(INPUT MATERIAL Opens)

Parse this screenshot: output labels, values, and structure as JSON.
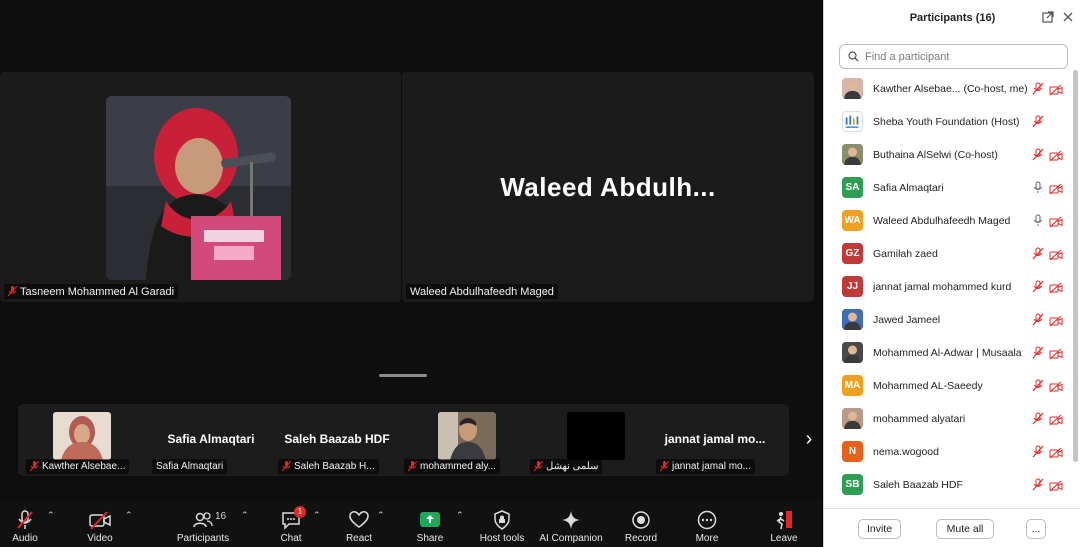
{
  "stage": {
    "main_speaker_name": "Tasneem Mohammed Al Garadi",
    "second_tile_big_name": "Waleed  Abdulh...",
    "second_tile_name": "Waleed Abdulhafeedh Maged"
  },
  "strip": {
    "thumbs": [
      {
        "big_name": "",
        "tag": "Kawther Alsebae..."
      },
      {
        "big_name": "Safia Almaqtari",
        "tag": "Safia Almaqtari"
      },
      {
        "big_name": "Saleh Baazab HDF",
        "tag": "Saleh Baazab H..."
      },
      {
        "big_name": "",
        "tag": "mohammed aly..."
      },
      {
        "big_name": "",
        "tag": "سلمى نهشل"
      },
      {
        "big_name": "jannat jamal mo...",
        "tag": "jannat jamal mo..."
      }
    ],
    "next_icon": "chevron-right-icon"
  },
  "toolbar": {
    "audio": "Audio",
    "video": "Video",
    "participants": "Participants",
    "participants_count": "16",
    "chat": "Chat",
    "chat_badge": "1",
    "react": "React",
    "share": "Share",
    "host_tools": "Host tools",
    "ai_companion": "AI Companion",
    "record": "Record",
    "more": "More",
    "leave": "Leave"
  },
  "panel": {
    "title": "Participants (16)",
    "search_placeholder": "Find a participant",
    "participants": [
      {
        "name": "Kawther Alsebae...  (Co-host, me)",
        "avatar": "photo",
        "color": "#d9b4a8",
        "mic": "off",
        "cam": "off"
      },
      {
        "name": "Sheba Youth Foundation (Host)",
        "avatar": "logo",
        "color": "#ffffff",
        "mic": "off",
        "cam": "none"
      },
      {
        "name": "Buthaina AlSelwi (Co-host)",
        "avatar": "photo",
        "color": "#8a8f6a",
        "mic": "off",
        "cam": "off"
      },
      {
        "name": "Safia Almaqtari",
        "avatar": "SA",
        "color": "#2e9e52",
        "mic": "on",
        "cam": "off"
      },
      {
        "name": "Waleed Abdulhafeedh Maged",
        "avatar": "WA",
        "color": "#f0a020",
        "mic": "on",
        "cam": "off"
      },
      {
        "name": "Gamilah zaed",
        "avatar": "GZ",
        "color": "#c03a3a",
        "mic": "off",
        "cam": "off"
      },
      {
        "name": "jannat jamal mohammed kurd",
        "avatar": "JJ",
        "color": "#c03a3a",
        "mic": "off",
        "cam": "off"
      },
      {
        "name": "Jawed Jameel",
        "avatar": "photo",
        "color": "#3f6fb0",
        "mic": "off",
        "cam": "off"
      },
      {
        "name": "Mohammed Al-Adwar | Musaala",
        "avatar": "photo",
        "color": "#4a4a4a",
        "mic": "off",
        "cam": "off"
      },
      {
        "name": "Mohammed AL-Saeedy",
        "avatar": "MA",
        "color": "#f0a020",
        "mic": "off",
        "cam": "off"
      },
      {
        "name": "mohammed alyatari",
        "avatar": "photo",
        "color": "#b99a88",
        "mic": "off",
        "cam": "off"
      },
      {
        "name": "nema.wogood",
        "avatar": "N",
        "color": "#e8601c",
        "mic": "off",
        "cam": "off"
      },
      {
        "name": "Saleh Baazab HDF",
        "avatar": "SB",
        "color": "#2e9e52",
        "mic": "off",
        "cam": "off"
      }
    ],
    "footer": {
      "invite": "Invite",
      "mute_all": "Mute all",
      "more": "..."
    }
  },
  "colors": {
    "stage_bg": "#0e0e0e",
    "tile_bg": "#1b1b1b",
    "mic_off_red": "#e02828",
    "share_green": "#1ea85a"
  }
}
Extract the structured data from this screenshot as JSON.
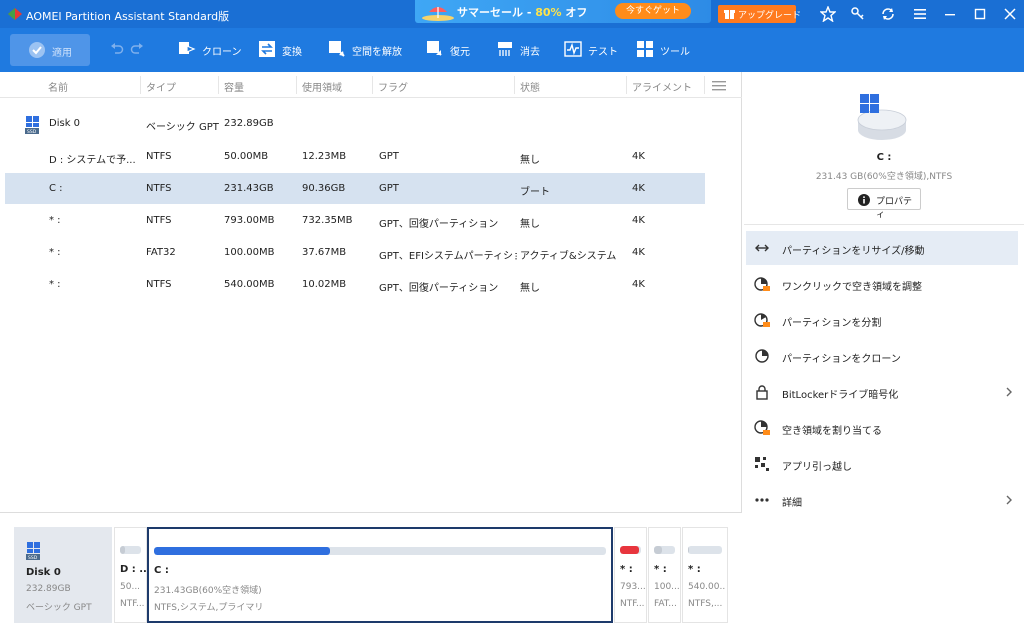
{
  "window": {
    "title": "AOMEI Partition Assistant Standard版",
    "promo_text_a": "サマーセール - ",
    "promo_pct": "80%",
    "promo_text_b": " オフ",
    "promo_button": "今すぐゲット",
    "upgrade_label": "アップグレード"
  },
  "toolbar": {
    "apply_label": "適用",
    "tools": [
      {
        "label": "クローン",
        "icon": "clone-icon"
      },
      {
        "label": "変換",
        "icon": "convert-icon"
      },
      {
        "label": "空間を解放",
        "icon": "free-space-icon"
      },
      {
        "label": "復元",
        "icon": "restore-icon"
      },
      {
        "label": "消去",
        "icon": "wipe-icon"
      },
      {
        "label": "テスト",
        "icon": "test-icon"
      },
      {
        "label": "ツール",
        "icon": "tools-icon"
      }
    ]
  },
  "table": {
    "headers": [
      "名前",
      "タイプ",
      "容量",
      "使用領域",
      "フラグ",
      "状態",
      "アライメント"
    ],
    "disk_row": {
      "name": "Disk 0",
      "type": "ベーシック GPT",
      "capacity": "232.89GB"
    },
    "rows": [
      {
        "name": "D : システムで予...",
        "type": "NTFS",
        "capacity": "50.00MB",
        "used": "12.23MB",
        "flag": "GPT",
        "status": "無し",
        "align": "4K"
      },
      {
        "name": "C :",
        "type": "NTFS",
        "capacity": "231.43GB",
        "used": "90.36GB",
        "flag": "GPT",
        "status": "ブート",
        "align": "4K"
      },
      {
        "name": "* :",
        "type": "NTFS",
        "capacity": "793.00MB",
        "used": "732.35MB",
        "flag": "GPT、回復パーティション",
        "status": "無し",
        "align": "4K"
      },
      {
        "name": "* :",
        "type": "FAT32",
        "capacity": "100.00MB",
        "used": "37.67MB",
        "flag": "GPT、EFIシステムパーティション",
        "status": "アクティブ&システム",
        "align": "4K"
      },
      {
        "name": "* :",
        "type": "NTFS",
        "capacity": "540.00MB",
        "used": "10.02MB",
        "flag": "GPT、回復パーティション",
        "status": "無し",
        "align": "4K"
      }
    ]
  },
  "side": {
    "name": "C :",
    "info": "231.43 GB(60%空き領域),NTFS",
    "properties_label": "プロパティ",
    "ops": [
      {
        "label": "パーティションをリサイズ/移動",
        "icon": "resize-icon"
      },
      {
        "label": "ワンクリックで空き領域を調整",
        "icon": "adjust-space-icon"
      },
      {
        "label": "パーティションを分割",
        "icon": "split-icon"
      },
      {
        "label": "パーティションをクローン",
        "icon": "clone-partition-icon"
      },
      {
        "label": "BitLockerドライブ暗号化",
        "icon": "bitlocker-icon"
      },
      {
        "label": "空き領域を割り当てる",
        "icon": "allocate-icon"
      },
      {
        "label": "アプリ引っ越し",
        "icon": "app-mover-icon"
      },
      {
        "label": "詳細",
        "icon": "more-icon"
      }
    ]
  },
  "diskmap": {
    "disk_name": "Disk 0",
    "disk_size": "232.89GB",
    "disk_type": "ベーシック GPT",
    "partitions": [
      {
        "l1": "D : ...",
        "l2": "50...",
        "l3": "NTF...",
        "used_fraction": 0.24,
        "color": "#c6ccd4"
      },
      {
        "l1": "C :",
        "l2": "231.43GB(60%空き領域)",
        "l3": "NTFS,システム,プライマリ",
        "used_fraction": 0.39,
        "color": "#2f6fdf"
      },
      {
        "l1": "* :",
        "l2": "793...",
        "l3": "NTF...",
        "used_fraction": 0.92,
        "color": "#e8353d"
      },
      {
        "l1": "* :",
        "l2": "100...",
        "l3": "FAT...",
        "used_fraction": 0.38,
        "color": "#c6ccd4"
      },
      {
        "l1": "* :",
        "l2": "540.00...",
        "l3": "NTFS,...",
        "used_fraction": 0.02,
        "color": "#c6ccd4"
      }
    ]
  },
  "colors": {
    "titlebar": "#1a6fd4",
    "toolbar": "#1f7ae0",
    "selection": "#d6e2f0",
    "accent": "#2f6fdf"
  }
}
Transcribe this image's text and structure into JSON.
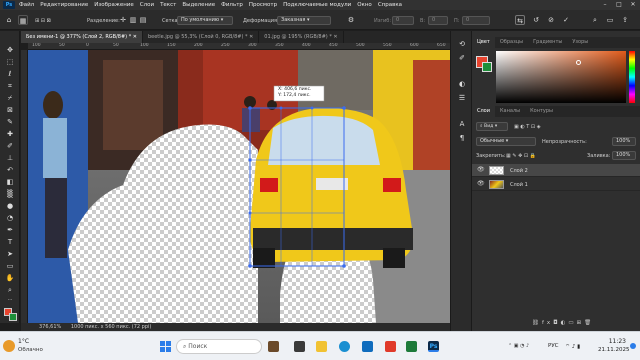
{
  "menu": {
    "app_logo": "Ps",
    "items": [
      "Файл",
      "Редактирование",
      "Изображение",
      "Слои",
      "Текст",
      "Выделение",
      "Фильтр",
      "Просмотр",
      "Подключаемые модули",
      "Окно",
      "Справка"
    ]
  },
  "window_controls": [
    "minimize-icon",
    "maximize-icon",
    "close-icon"
  ],
  "options": {
    "interpolation_label": "Разделение:",
    "grid_label": "Сетка:",
    "grid_value": "По умолчанию",
    "deform_label": "Деформация:",
    "deform_value": "Заказная",
    "h_label": "Изгиб:",
    "h_value": "0",
    "v_label": "В:",
    "v_value": "0",
    "p_label": "П:",
    "p_value": "0"
  },
  "tabs": [
    {
      "label": "Без имени-1 @ 377% (Слой 2, RGB/8#) *",
      "active": true
    },
    {
      "label": "beetle.jpg @ 55,3% (Слой 0, RGB/8#) *",
      "active": false
    },
    {
      "label": "01.jpg @ 195% (RGB/8#) *",
      "active": false
    }
  ],
  "ruler_ticks": [
    "100",
    "50",
    "0",
    "50",
    "100",
    "150",
    "200",
    "250",
    "300",
    "350",
    "400",
    "450",
    "500",
    "550",
    "600",
    "650"
  ],
  "canvas": {
    "transform_tooltip_x": "X: 406,6 пикс.",
    "transform_tooltip_y": "Y: 172,4 пикс."
  },
  "status": {
    "zoom": "376,61%",
    "doc_size": "1000 пикс. x 560 пикс. (72 ppi)"
  },
  "colors": {
    "foreground": "#e8442f",
    "background": "#1e8f3a",
    "hue_base": "#e05a1a"
  },
  "color_panel": {
    "tabs": [
      {
        "label": "Цвет",
        "active": true
      },
      {
        "label": "Образцы",
        "active": false
      },
      {
        "label": "Градиенты",
        "active": false
      },
      {
        "label": "Узоры",
        "active": false
      }
    ]
  },
  "layers_panel": {
    "tabs": [
      {
        "label": "Слои",
        "active": true
      },
      {
        "label": "Каналы",
        "active": false
      },
      {
        "label": "Контуры",
        "active": false
      }
    ],
    "search_placeholder": "Вид",
    "blend_mode": "Обычные",
    "opacity_label": "Непрозрачность:",
    "opacity_value": "100%",
    "lock_label": "Закрепить:",
    "fill_label": "Заливка:",
    "fill_value": "100%",
    "layers": [
      {
        "name": "Слой 2",
        "selected": true
      },
      {
        "name": "Слой 1",
        "selected": false
      }
    ],
    "footer_icons": [
      "link-icon",
      "fx-icon",
      "mask-icon",
      "adjustment-icon",
      "folder-icon",
      "new-layer-icon",
      "trash-icon"
    ]
  },
  "taskbar": {
    "weather_temp": "1°С",
    "weather_desc": "Облачно",
    "search_placeholder": "Поиск",
    "tray_lang": "РУС",
    "time": "11:23",
    "date": "21.11.2025"
  }
}
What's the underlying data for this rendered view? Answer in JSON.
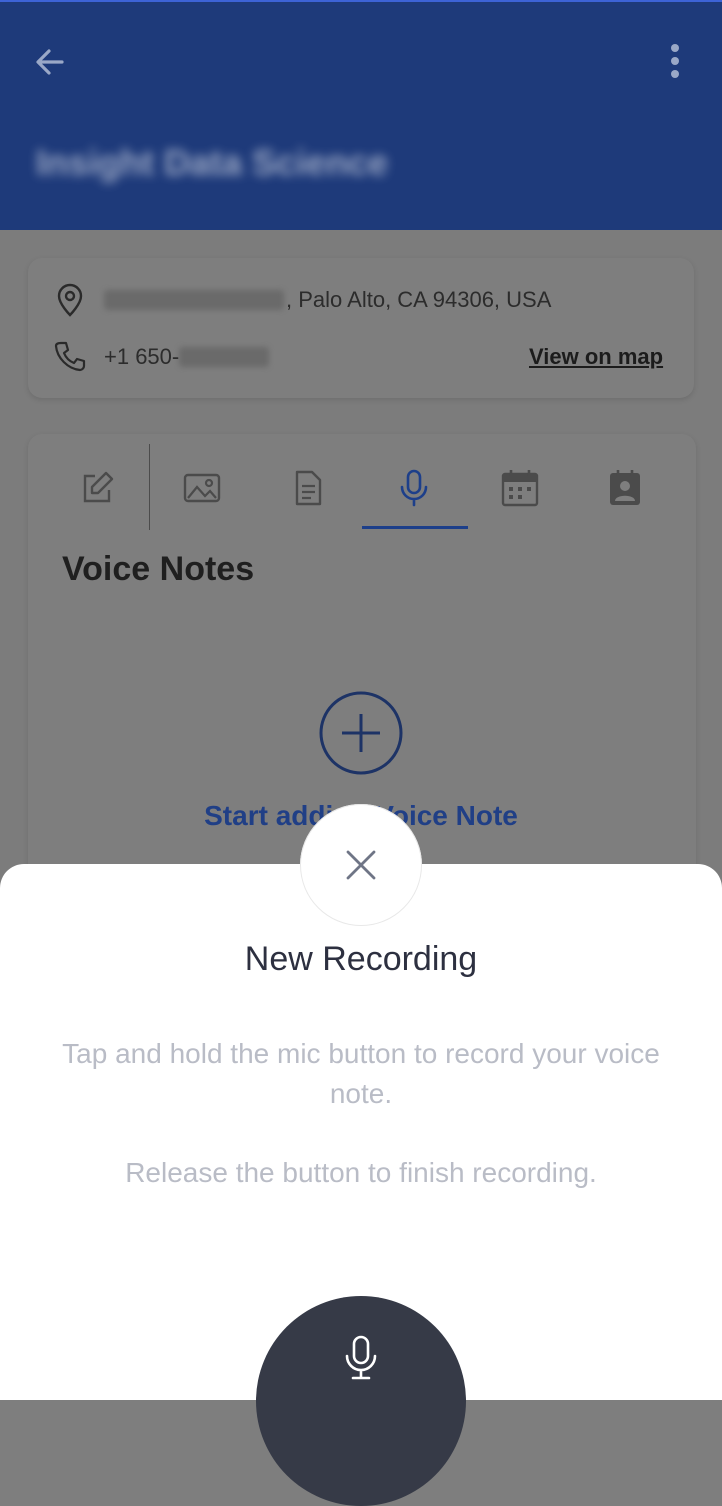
{
  "appbar": {
    "title": "Insight Data Science",
    "back_icon": "arrow-left-icon",
    "menu_icon": "more-vertical-icon"
  },
  "contact": {
    "address_visible": ", Palo Alto, CA 94306, USA",
    "phone_prefix": "+1 650-",
    "view_map_label": "View on map"
  },
  "tabs": [
    {
      "icon": "edit-icon",
      "active": false
    },
    {
      "icon": "image-icon",
      "active": false
    },
    {
      "icon": "document-icon",
      "active": false
    },
    {
      "icon": "microphone-icon",
      "active": true
    },
    {
      "icon": "calendar-icon",
      "active": false
    },
    {
      "icon": "contact-badge-icon",
      "active": false
    }
  ],
  "section": {
    "title": "Voice Notes",
    "add_label": "Start adding Voice Note"
  },
  "sheet": {
    "title": "New Recording",
    "instruction_1": "Tap and hold the mic button to record your voice note.",
    "instruction_2": "Release the button to finish recording."
  },
  "colors": {
    "appbar": "#1e3a7a",
    "accent": "#203f86",
    "mic_button": "#363a47"
  }
}
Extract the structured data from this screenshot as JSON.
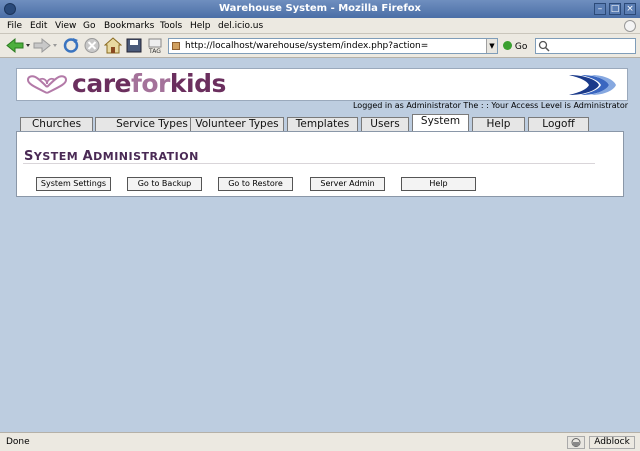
{
  "window": {
    "title": "Warehouse System - Mozilla Firefox",
    "minimize": "–",
    "maximize": "□",
    "close": "×"
  },
  "menu": {
    "items": [
      "File",
      "Edit",
      "View",
      "Go",
      "Bookmarks",
      "Tools",
      "Help",
      "del.icio.us"
    ]
  },
  "nav": {
    "url": "http://localhost/warehouse/system/index.php?action=",
    "go_label": "Go",
    "dropdown_glyph": "▼"
  },
  "brand": {
    "logo_part1": "care",
    "logo_part2": "for",
    "logo_part3": "kids",
    "logo_color": "#6b2f5e",
    "logo_light_color": "#a4729a"
  },
  "login": {
    "text": "Logged in as Administrator The  :  :  Your Access Level is Administrator"
  },
  "tabs": [
    {
      "label": "Churches",
      "active": false
    },
    {
      "label": "Service Types",
      "active": false
    },
    {
      "label": "Volunteer Types",
      "active": false
    },
    {
      "label": "Templates",
      "active": false
    },
    {
      "label": "Users",
      "active": false
    },
    {
      "label": "System",
      "active": true
    },
    {
      "label": "Help",
      "active": false
    },
    {
      "label": "Logoff",
      "active": false
    }
  ],
  "panel": {
    "title_initial_1": "S",
    "title_rest_1": "YSTEM ",
    "title_initial_2": "A",
    "title_rest_2": "DMINISTRATION",
    "buttons": [
      {
        "label": "System Settings"
      },
      {
        "label": "Go to Backup"
      },
      {
        "label": "Go to Restore"
      },
      {
        "label": "Server Admin"
      },
      {
        "label": "Help"
      }
    ]
  },
  "status": {
    "text": "Done",
    "adblock": "Adblock"
  }
}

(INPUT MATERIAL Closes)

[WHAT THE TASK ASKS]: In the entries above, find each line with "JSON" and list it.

[TASK SOLUTION]:
Parse this screenshot: output labels, values, and structure as JSON.
Extract the structured data from this screenshot as JSON.
Transcribe this image's text and structure into JSON.
What's the underlying data for this rendered view? Answer in JSON.
Extract the structured data from this screenshot as JSON.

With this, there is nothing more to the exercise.